Chaotic Sri Lankan Parliament rejects president’s chosen PM
COLOMBO, Sri Lanka (AP) — Sri Lanka’s Parliament passed a no-confidence vote against the government headed by the hastily sworn-in and bitterly disputed Prime Minister Mahinda Rajapaksa, as lawmakers convened Wednesday for the first time since the president dismissed his Cabinet and suspended the legislature last month.
The motion brought by the head of an opposition party could mean that Rajapaksa will have to resign his post but does not necessarily mean the leader whose ousting set off the crisis will be reinstated, creating a power vacuum in the South Asian island nation.
“Rajapaksa’s government will fall,” said Paikiasothy Sarvanamuttu, executive director of the Colombo-based nonpartisan Centre for Policy Alternatives civil society group, and among the petitioners who challenged the constitutionality of President Maithripala Sirisena’s recent actions.
Sarvanamuttu said the no-confidence vote leaves Sirisena with two options — either to reinstate Ranil Wickremesinghe, whom he replaced with Rajapaksa on Oct. 26, as prime minister, or await the decision of the Supreme Court, which is due to issue a ruling on the ouster and subsequent government appointments on Dec. 7.
Lawmakers supporting Wickremesinghe had a visible majority in the chamber on Wednesday, with many wearing shawls emblazoned with the words “For democracy.”
As Speaker of Parliament Karu Jayasuriya prepared to let the no-confidence motion be debated, the chamber descended into chaos, with lawmakers supporting Rajapaksa filing into the center of the room shouting political slogans and accusing Jayasuriya of betraying the people’s mandate.
Jayasuriya then said he had no choice but to bypass the debate and take an oral vote, with those in favor clearly voicing more support for the motion than those against it.
Before the results were announced, Rajapaksa walked out of the chamber.
After it became clear last week that Rajapaksa would not survive a no-confidence motion, Sirisena dissolved Parliament, but the Supreme Court on Tuesday had ordered the legislature to keep working until next month.
Namal Rajapaksa, a lawmaker in his father’s United People Freedom Alliance party, told The Associated Press that they “don’t accept this verdict” and will continue as the government.
Rajapaksa supporters outside Parliament shouted: “We need a government!”
Parliament adjourned after the vote and is to reconvene Thursday morning.
Sri Lanka’s Supreme Court on Tuesday suspended Sirisena’s order to dissolve Parliament and hold new elections.
Wickremesinghe, who has been holed up at the prime minister’s official residence in Colombo since his ouster, said at a news conference after the vote that he and his supporters “have proved that there is a purported administration which does not enjoy the support of Parliament. And therefore it’s illegal.”
He said that police and civil servants should cease carrying out orders from the Rajapaksa-led government.
Late Tuesday, Sirisena held a meeting of the Security Council, including the military commander, police chief and defense secretary.
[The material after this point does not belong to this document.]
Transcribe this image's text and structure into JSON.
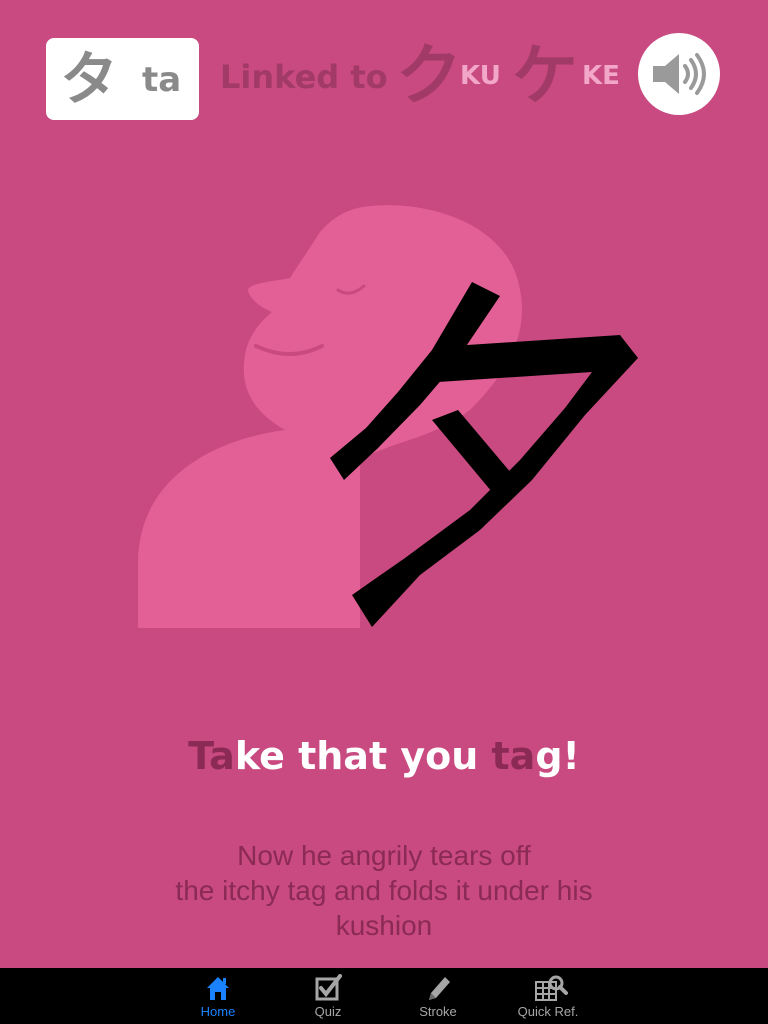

Sirisena instructed authorities to maintain peace in the country, according to a statement released by the president’s media team.
Associated Press writer Emily Schmall in New Delhi contributed to this report.